OBJECTIVE - To study the effect of the short-acting insulin secretagogue nateglinide in patients with maturity-onset diabetes of the young type 3 (MODY3), which is characterized by a defective insulin response to glucose and hypersensitivity to sulfonylureas. RESEARCH DESIGN AND METHODS - We compared the acute effect of nateglinide, glibenclamide, and placebo on prandial plasma glucose and serum insulin, C-peptide, and glucagon excursions in 15 patients with MODY3. After an overnight fast, they received on three randomized occasions placebo, 1.25 mg glibenclamide, or 30 mg nateglinide before a standard 450-kcal test meal and light bicycle exercise for 30 min Starting 140 min after the ingestion of the first test drug.

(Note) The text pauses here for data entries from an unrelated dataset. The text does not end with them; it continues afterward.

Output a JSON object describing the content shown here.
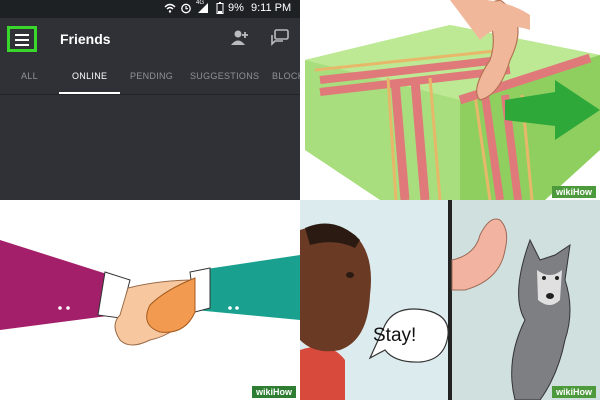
{
  "status_bar": {
    "battery_percent": "9%",
    "time": "9:11 PM",
    "network_label": "4G"
  },
  "app_bar": {
    "title": "Friends"
  },
  "tabs": [
    "ALL",
    "ONLINE",
    "PENDING",
    "SUGGESTIONS",
    "BLOCK"
  ],
  "active_tab": "ONLINE",
  "speech_bubble": {
    "text": "Stay!"
  },
  "watermark": {
    "text": "wikiHow"
  },
  "colors": {
    "highlight": "#39d72c",
    "arrow": "#2fa83a",
    "app_background": "#2f3136"
  },
  "icons": [
    "menu-icon",
    "add-friend-icon",
    "direct-message-icon"
  ]
}
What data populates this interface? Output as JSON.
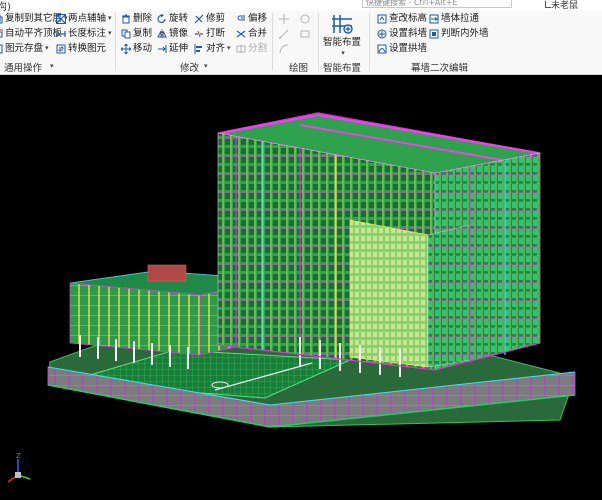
{
  "title_fragment": "沟)",
  "search": {
    "placeholder": "快捷键搜索 - Ctrl+Alt+E"
  },
  "user": {
    "name": "未老鼠"
  },
  "ribbon": {
    "groups": {
      "general": "通用操作",
      "modify": "修改",
      "draw": "绘图",
      "smart": "智能布置",
      "curtain": "幕墙二次编辑"
    },
    "general_items": [
      "复制到其它层",
      "两点辅轴",
      "自动平齐顶板",
      "长度标注",
      "图元存盘",
      "转换图元"
    ],
    "modify_items": [
      "删除",
      "旋转",
      "修剪",
      "偏移",
      "复制",
      "镜像",
      "打断",
      "合并",
      "移动",
      "延伸",
      "对齐",
      "分割"
    ],
    "smart_button": "智能布置",
    "curtain_items": [
      "查改标高",
      "墙体拉通",
      "设置斜墙",
      "判断内外墙",
      "设置拱墙"
    ]
  },
  "colors": {
    "ribbon_bg": "#f8f8f8",
    "viewport_bg": "#000000",
    "icon_blue": "#1e5aa8",
    "icon_red": "#d03030",
    "model_green": "#1fbf4a",
    "model_magenta": "#e030e0",
    "model_yellow": "#e0d020",
    "model_cyan": "#20c8e0",
    "model_gray": "#8c8c8c"
  },
  "icons": [
    "copy-layer-icon",
    "axis-icon",
    "align-top-icon",
    "dimension-icon",
    "save-element-icon",
    "convert-icon",
    "delete-icon",
    "rotate-icon",
    "trim-icon",
    "offset-icon",
    "copy-icon",
    "mirror-icon",
    "break-icon",
    "merge-icon",
    "move-icon",
    "extend-icon",
    "align-icon",
    "split-icon",
    "smart-layout-icon",
    "elevation-icon",
    "wall-stretch-icon",
    "sloped-wall-icon",
    "inner-outer-icon",
    "arch-wall-icon",
    "axis-triad-icon"
  ],
  "viewport": {
    "triad_labels": {
      "x": "X",
      "y": "Y",
      "z": "Z"
    }
  }
}
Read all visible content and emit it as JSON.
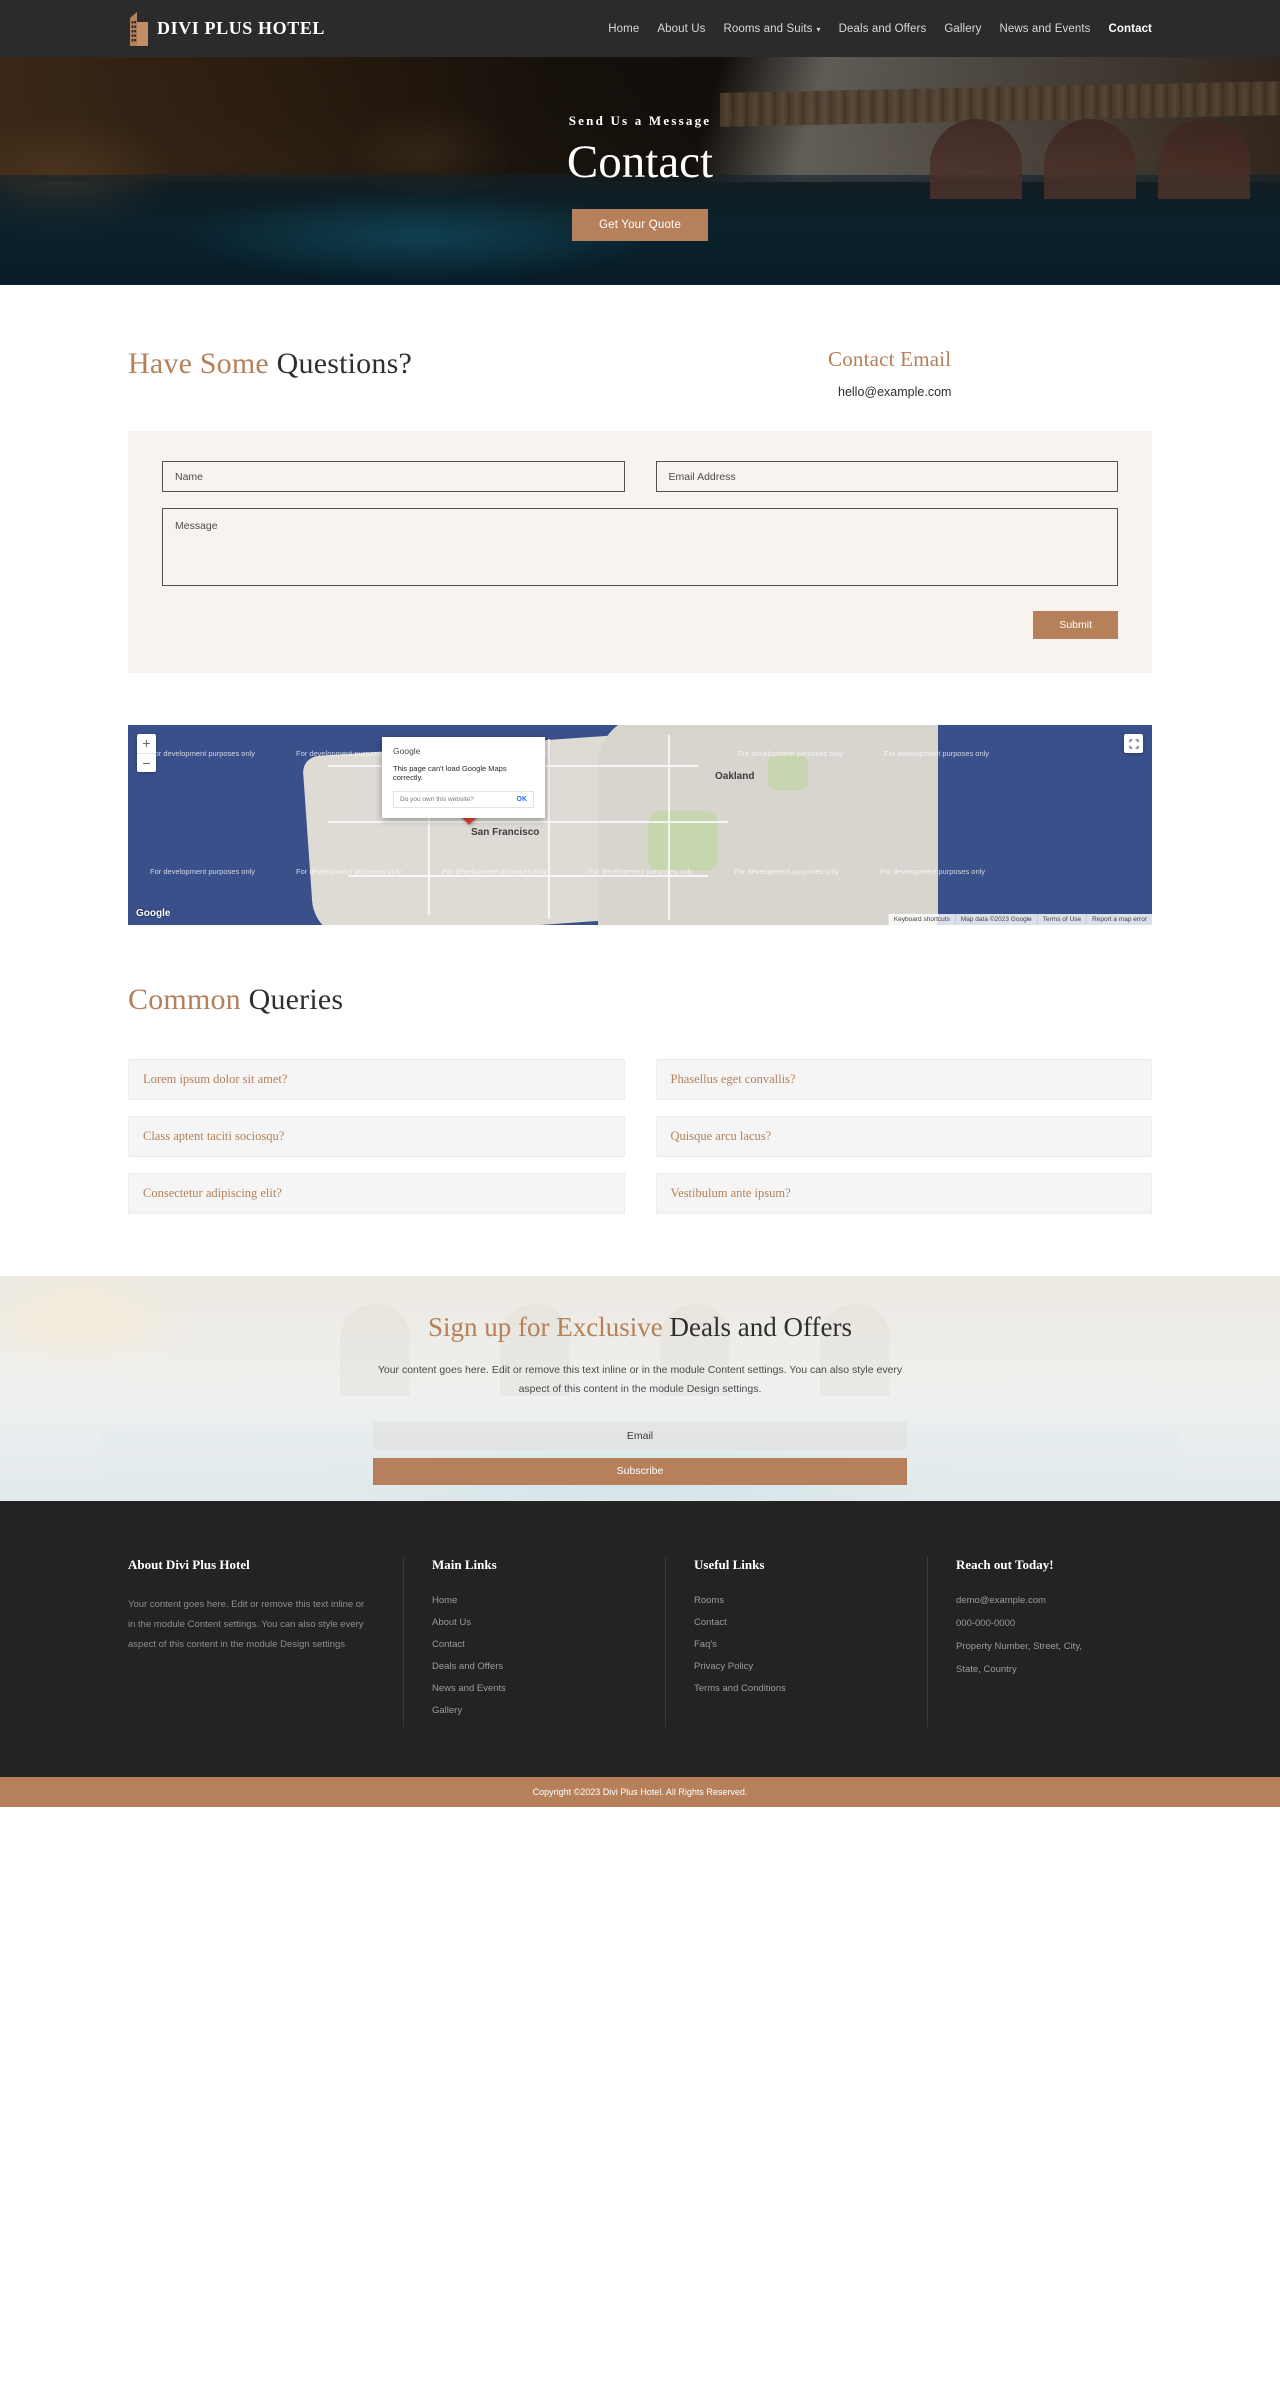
{
  "header": {
    "brand": "DIVI PLUS HOTEL",
    "nav": [
      {
        "label": "Home",
        "active": false,
        "caret": false
      },
      {
        "label": "About Us",
        "active": false,
        "caret": false
      },
      {
        "label": "Rooms and Suits",
        "active": false,
        "caret": true
      },
      {
        "label": "Deals and Offers",
        "active": false,
        "caret": false
      },
      {
        "label": "Gallery",
        "active": false,
        "caret": false
      },
      {
        "label": "News and Events",
        "active": false,
        "caret": false
      },
      {
        "label": "Contact",
        "active": true,
        "caret": false
      }
    ]
  },
  "hero": {
    "subtitle": "Send Us a Message",
    "title": "Contact",
    "cta": "Get Your Quote"
  },
  "questions": {
    "heading_accent": "Have Some ",
    "heading_rest": "Questions?",
    "email_label": "Contact Email",
    "email_value": "hello@example.com"
  },
  "form": {
    "name_placeholder": "Name",
    "email_placeholder": "Email Address",
    "message_placeholder": "Message",
    "submit_label": "Submit"
  },
  "map": {
    "watermark": "For development purposes only",
    "city_label": "San Francisco",
    "city_label_2": "Oakland",
    "logo": "Google",
    "zoom_in": "+",
    "zoom_out": "−",
    "fullscreen_icon": "fullscreen-icon",
    "footer_items": [
      "Keyboard shortcuts",
      "Map data ©2023 Google",
      "Terms of Use",
      "Report a map error"
    ],
    "dialog": {
      "title": "Google",
      "message": "This page can't load Google Maps correctly.",
      "question": "Do you own this website?",
      "ok": "OK"
    }
  },
  "faq": {
    "heading_accent": "Common ",
    "heading_rest": "Queries",
    "items": [
      "Lorem ipsum dolor sit amet?",
      "Phasellus eget convallis?",
      "Class aptent taciti sociosqu?",
      "Quisque arcu lacus?",
      "Consectetur adipiscing elit?",
      "Vestibulum ante ipsum?"
    ]
  },
  "newsletter": {
    "title_accent": "Sign up for Exclusive ",
    "title_rest": "Deals and Offers",
    "text": "Your content goes here. Edit or remove this text inline or in the module Content settings. You can also style every aspect of this content in the module Design settings.",
    "email_placeholder": "Email",
    "subscribe_label": "Subscribe"
  },
  "footer": {
    "col1": {
      "title": "About Divi Plus Hotel",
      "text": "Your content goes here. Edit or remove this text inline or in the module Content settings. You can also style every aspect of this content in the module Design settings"
    },
    "col2": {
      "title": "Main Links",
      "links": [
        "Home",
        "About Us",
        "Contact",
        "Deals and Offers",
        "News and Events",
        "Gallery"
      ]
    },
    "col3": {
      "title": "Useful Links",
      "links": [
        "Rooms",
        "Contact",
        "Faq's",
        "Privacy Policy",
        "Terms and Conditions"
      ]
    },
    "col4": {
      "title": "Reach out Today!",
      "items": [
        "demo@example.com",
        "000-000-0000",
        "Property Number, Street, City,",
        "State, Country"
      ]
    },
    "copyright": "Copyright ©2023 Divi Plus Hotel. All Rights Reserved."
  },
  "colors": {
    "accent": "#b5805a",
    "dark": "#232323",
    "header_dark": "#2b2b2b",
    "form_bg": "#f7f4ef"
  }
}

RESULTS - insulin peaked earlier after nateglinide than after glibenclamide or placebo (median [interquartile range] time 70  vs. 110  vs. 110  min, P = 0.0002 and P = 0.0025, respectively). Consequently, compared with glibenclamide and placebo, the peak plasma glucose (P = 0.031 and P < 0.0001) and incremental glucose areas under curve during the first 140 min of the test (P = 0.041 and P < 0.0001) remained lower after nateglinide. The improved prandial glucose control with nateglinide was achieved with a lower peak insulin concentration than after glibenclamide (47.0 [26.0] vs. 80.4 [71.7] mU/l; P = 0.023). Exercise did not induce hypoglycemia after nateglinide or placebo, but after glibenclamide six patients experienced symptomatic hypoglycemia and three had to interrupt the test. CONCLUSIONS - A low dose of nateglinide prevents the acute postprandial rise in glucose more efficiently than glibenclamide and with less stimulation of peak insulin concentrations and less hypoglycemic symptoms.